If this is how Steve Nash's time as a member of the Phoenix Suns ends — and it may be, as the Suns just played their last game of the 2011-12 campaign and the two-time NBA Most Valuable Player will enter free agency this offseason — then at least the Phoenix faithful sent him off appropriately.
The Suns' franchise leader in assists, 3-pointers, offensive rating and offensive win shares deserves every ounce of admiration, appreciation and affection the crowd at the U.S. Airways Center could muster ... and he got it.
As a meaningless 110-106 loss to the depleted San Antonio Spurs wound down on Wednesday night, the crowd stood and chanted ''We want Nash'' over and over.
First it was just a few fans. Then it spread through the whole building.
Finally, coach Alvin Gentry sent the 38-year-old point guard back onto the court for a few plays before Nash left to rousing cheers.
''It was obviously amazing to get that type of reception and support,'' Nash said. ''It's very special because it's not something I asked for or imagined to get that type of spontaneous reaction. It means it's authentic, the relationship that I thought we had.''
With all due respect, if Steve Nash hadn't "imagined [he'd] get that type of spontaneous reaction," he is a crazy person.
For starters, Nash is arguably the greatest player in the history of the Phoenix Suns (if you'd like to cast your lot for '92-'96 Charles Barkley, I will not fight you in a public square) and he has provided as much pure enjoyment for his team's fans as any player for any team has over the past 10 years, not just in sepia-toned memories of postseason runs, but also this year. But fans turn against stars all the time; what assured these ovations for Nash was his unyielding loyalty.
He has stayed true to an organization that has, for all intents and purposes, wasted the last two years of his career by repeatedly shipping out assets to save money, failing to replenish its stores of talent and sending Nash into battle alongside a squadron of role players. Despite knowing that the front office had essentially closed the door on any championship aspirations for Phoenix following the team's 2010 Western Conference finals loss to the Los Angeles Lakers, he has never demanded a trade, despite the fact that pretty much all NBA fans (and even some announcers) have demanded one for him.
Amid all that, he just played and played and played, raging against the dying of the light with sharp eye, pure stroke and smile. And he did it so well that he nearly made the playoffs with this roster. Fans tend to remember guys like that, and they tend to love them in a way that doesn't altogether make sense to them; I'd be surprised if Steve Nash ever has to buy a shot of wheatgrass in the state of Arizona again.
That what might be Nash's final game as a Sun came in a loss to the Spurs — those damned Spurs — feels a bit like a cosmic joke, as does the fact that Nash's actual presence in the game ended somewhat ignominiously; he came back into the game just after the four-minute mark of the fourth, promptly coughed up the ball to start a fast break the other way, and then exited for good with 3:30 left. (Suns fans also celebrated post-game with a slightly more earthbound and puerile goof.) But all that's OK; Nash seems like the kind of dude who'd get the joke, laugh with it and move on.
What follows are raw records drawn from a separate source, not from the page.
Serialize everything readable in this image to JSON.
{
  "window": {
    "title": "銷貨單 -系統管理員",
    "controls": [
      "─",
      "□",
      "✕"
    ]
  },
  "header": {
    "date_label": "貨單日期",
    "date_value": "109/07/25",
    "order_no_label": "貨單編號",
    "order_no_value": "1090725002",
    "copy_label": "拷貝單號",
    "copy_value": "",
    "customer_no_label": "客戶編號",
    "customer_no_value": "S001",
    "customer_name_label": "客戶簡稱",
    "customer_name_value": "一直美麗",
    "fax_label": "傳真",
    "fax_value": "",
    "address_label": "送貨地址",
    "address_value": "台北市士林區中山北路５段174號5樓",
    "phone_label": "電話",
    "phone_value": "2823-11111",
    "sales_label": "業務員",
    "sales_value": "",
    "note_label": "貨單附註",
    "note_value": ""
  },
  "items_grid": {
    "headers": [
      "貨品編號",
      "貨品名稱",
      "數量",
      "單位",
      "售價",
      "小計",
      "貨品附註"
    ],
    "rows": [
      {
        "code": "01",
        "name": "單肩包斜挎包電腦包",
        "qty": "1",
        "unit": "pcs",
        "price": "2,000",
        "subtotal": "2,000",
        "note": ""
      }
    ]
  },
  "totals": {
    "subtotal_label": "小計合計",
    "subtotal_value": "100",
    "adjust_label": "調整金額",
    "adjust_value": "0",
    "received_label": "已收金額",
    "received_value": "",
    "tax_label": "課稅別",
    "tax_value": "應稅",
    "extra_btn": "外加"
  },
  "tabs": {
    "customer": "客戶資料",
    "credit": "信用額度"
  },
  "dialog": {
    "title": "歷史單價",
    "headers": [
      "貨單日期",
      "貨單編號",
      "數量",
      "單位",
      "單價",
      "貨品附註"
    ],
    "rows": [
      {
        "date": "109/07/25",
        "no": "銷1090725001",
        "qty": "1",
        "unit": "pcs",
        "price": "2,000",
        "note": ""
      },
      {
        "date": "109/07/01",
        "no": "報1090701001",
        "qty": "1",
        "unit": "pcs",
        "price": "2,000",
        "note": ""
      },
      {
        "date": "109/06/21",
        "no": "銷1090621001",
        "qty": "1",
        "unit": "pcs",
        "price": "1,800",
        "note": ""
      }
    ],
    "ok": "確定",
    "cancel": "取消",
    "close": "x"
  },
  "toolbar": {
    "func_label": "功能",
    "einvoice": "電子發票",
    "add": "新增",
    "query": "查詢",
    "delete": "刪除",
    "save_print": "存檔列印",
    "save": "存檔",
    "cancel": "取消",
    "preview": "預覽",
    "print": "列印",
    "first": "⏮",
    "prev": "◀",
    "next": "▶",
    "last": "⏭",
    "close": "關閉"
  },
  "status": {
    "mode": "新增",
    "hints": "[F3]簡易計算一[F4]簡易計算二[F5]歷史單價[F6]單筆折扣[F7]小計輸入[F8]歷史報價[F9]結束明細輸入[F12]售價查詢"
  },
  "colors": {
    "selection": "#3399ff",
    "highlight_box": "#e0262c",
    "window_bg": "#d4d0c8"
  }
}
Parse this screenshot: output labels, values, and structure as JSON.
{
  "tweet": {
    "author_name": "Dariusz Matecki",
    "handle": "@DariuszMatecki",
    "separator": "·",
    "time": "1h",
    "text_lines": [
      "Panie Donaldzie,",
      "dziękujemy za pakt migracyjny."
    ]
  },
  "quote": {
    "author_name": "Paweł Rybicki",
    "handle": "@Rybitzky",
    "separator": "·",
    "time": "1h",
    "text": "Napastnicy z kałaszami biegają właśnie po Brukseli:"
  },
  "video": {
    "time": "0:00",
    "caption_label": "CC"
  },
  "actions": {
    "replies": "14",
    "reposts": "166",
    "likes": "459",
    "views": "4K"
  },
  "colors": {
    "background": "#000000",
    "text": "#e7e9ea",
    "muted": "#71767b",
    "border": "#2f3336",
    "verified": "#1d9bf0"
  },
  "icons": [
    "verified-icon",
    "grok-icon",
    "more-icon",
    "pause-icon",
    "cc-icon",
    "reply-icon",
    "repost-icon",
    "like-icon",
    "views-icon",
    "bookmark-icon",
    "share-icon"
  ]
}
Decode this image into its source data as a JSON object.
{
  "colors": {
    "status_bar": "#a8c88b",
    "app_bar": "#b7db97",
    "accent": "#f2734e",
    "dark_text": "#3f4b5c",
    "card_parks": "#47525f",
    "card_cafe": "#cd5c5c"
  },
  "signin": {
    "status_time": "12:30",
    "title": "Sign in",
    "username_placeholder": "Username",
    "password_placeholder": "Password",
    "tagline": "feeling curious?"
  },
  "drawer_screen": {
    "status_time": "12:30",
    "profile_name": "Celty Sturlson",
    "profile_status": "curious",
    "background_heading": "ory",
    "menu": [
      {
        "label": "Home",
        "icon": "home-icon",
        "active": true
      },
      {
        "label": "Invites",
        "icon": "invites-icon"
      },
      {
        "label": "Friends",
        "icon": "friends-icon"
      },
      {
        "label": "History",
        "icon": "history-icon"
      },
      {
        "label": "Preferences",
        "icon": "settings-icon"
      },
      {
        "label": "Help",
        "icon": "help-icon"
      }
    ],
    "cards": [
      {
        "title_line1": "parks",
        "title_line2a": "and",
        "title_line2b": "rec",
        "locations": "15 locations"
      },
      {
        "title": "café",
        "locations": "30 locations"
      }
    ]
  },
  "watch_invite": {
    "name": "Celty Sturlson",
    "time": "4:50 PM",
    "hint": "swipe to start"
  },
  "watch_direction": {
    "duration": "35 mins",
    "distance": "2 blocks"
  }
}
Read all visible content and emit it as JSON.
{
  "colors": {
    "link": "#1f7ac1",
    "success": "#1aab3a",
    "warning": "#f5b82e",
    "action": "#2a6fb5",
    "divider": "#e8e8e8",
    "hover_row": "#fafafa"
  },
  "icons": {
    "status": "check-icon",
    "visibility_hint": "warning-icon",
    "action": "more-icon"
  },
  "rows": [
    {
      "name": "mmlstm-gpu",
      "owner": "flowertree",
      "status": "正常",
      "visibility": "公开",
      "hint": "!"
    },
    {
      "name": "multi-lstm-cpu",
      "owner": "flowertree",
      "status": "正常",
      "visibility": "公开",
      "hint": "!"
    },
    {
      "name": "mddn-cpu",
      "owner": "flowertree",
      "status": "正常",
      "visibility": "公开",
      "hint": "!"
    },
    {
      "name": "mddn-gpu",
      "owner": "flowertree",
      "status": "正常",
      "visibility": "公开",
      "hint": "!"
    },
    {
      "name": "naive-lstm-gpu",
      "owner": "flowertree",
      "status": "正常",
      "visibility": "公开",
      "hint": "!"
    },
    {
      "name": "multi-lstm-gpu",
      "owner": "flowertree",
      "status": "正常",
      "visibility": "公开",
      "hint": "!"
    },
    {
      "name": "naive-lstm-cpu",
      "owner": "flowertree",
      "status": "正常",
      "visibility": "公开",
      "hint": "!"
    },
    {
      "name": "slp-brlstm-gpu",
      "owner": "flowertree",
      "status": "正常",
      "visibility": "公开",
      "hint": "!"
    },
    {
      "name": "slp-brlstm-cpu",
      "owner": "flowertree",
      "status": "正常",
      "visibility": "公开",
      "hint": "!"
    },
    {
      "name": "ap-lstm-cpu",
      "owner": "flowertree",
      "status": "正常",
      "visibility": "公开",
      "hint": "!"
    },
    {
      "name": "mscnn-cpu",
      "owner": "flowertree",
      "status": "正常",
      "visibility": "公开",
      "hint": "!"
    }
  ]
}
Whether he elects to move on to a new team will likely be one of the offseason's top storylines. Nash, 38, has said repeatedly of late that he'd like to play for three more years, and no matter how old he is, a point guard who averages 14 points and 12 assists per 36 minutes, shoots 53 percent from the floor, 39 percent from 3-point land and 89 percent from the free-throw line, and posts a Player Efficiency Rating over 20 (eighth-best at the position, according to ESPN Insider's John Hollinger) will find someone willing to pay him. Everyone used to think it'd be the New York Knicks, but the once-dreamed-of reunion with ex-Suns boss Mike D'Antoni won't happen there. It may well be the Miami Heat, an idea that should send shivers down the spines of 29 other fan bases.
Or, it could be the Suns, staring at just $31.6 million in committed salary on their books for next season and a full-throated arena of reasons to bring back their decade-long spirit animal/meal ticket. In the absence of other major moves to return Phoenix to legitimate title contention, that'd be a bummer for those of us who want to see Nash get a shot at a ring as his daylight fades, but it's certainly not out of the realm of possibility that we haven't seen the last of Nash in the desert. If we have, though, at least we have the right kind of final scene; the right sort of taste in our mouth. It ain't wheatgrass, but it'll do.
Is the video above not working for you? Feel free to check out the cheers elsewhere, thanks to TheNBAIndia.